• _WHAT YOU WILL DO_
Please determine the number of lines in the material below that contain the word "title", and state it alone.

• _MATERIAL PROVIDED_

_ _ _

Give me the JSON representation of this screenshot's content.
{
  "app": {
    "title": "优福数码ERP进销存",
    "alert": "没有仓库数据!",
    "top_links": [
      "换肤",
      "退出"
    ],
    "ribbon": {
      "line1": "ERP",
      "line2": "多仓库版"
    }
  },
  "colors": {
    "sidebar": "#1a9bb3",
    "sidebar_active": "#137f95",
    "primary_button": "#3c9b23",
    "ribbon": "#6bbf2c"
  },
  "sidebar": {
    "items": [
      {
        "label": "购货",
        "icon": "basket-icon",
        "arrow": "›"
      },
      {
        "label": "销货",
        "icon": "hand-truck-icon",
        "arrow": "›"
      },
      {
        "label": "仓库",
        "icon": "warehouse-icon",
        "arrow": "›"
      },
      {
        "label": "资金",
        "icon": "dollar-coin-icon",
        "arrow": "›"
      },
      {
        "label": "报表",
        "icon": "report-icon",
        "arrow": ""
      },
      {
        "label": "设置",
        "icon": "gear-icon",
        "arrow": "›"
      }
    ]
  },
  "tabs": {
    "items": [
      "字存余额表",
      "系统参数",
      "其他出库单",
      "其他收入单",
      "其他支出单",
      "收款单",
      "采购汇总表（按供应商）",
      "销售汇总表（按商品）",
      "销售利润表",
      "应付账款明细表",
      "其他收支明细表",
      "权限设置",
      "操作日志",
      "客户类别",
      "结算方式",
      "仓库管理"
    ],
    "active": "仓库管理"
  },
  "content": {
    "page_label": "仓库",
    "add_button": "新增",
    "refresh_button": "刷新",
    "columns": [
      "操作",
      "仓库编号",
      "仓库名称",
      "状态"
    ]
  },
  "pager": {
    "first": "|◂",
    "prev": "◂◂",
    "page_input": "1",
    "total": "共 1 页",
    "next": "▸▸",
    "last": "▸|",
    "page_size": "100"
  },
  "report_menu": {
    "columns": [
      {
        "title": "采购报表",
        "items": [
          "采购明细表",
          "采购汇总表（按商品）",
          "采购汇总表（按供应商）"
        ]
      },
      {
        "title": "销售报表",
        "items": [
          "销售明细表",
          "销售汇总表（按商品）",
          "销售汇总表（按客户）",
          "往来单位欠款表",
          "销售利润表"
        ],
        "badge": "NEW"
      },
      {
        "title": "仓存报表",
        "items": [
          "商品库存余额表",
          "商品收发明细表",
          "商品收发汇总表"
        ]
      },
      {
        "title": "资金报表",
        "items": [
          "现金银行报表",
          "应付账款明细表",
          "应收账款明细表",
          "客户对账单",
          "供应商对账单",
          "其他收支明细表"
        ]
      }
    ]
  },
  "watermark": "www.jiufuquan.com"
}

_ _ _

• _EXERCISE SOLUTION_
5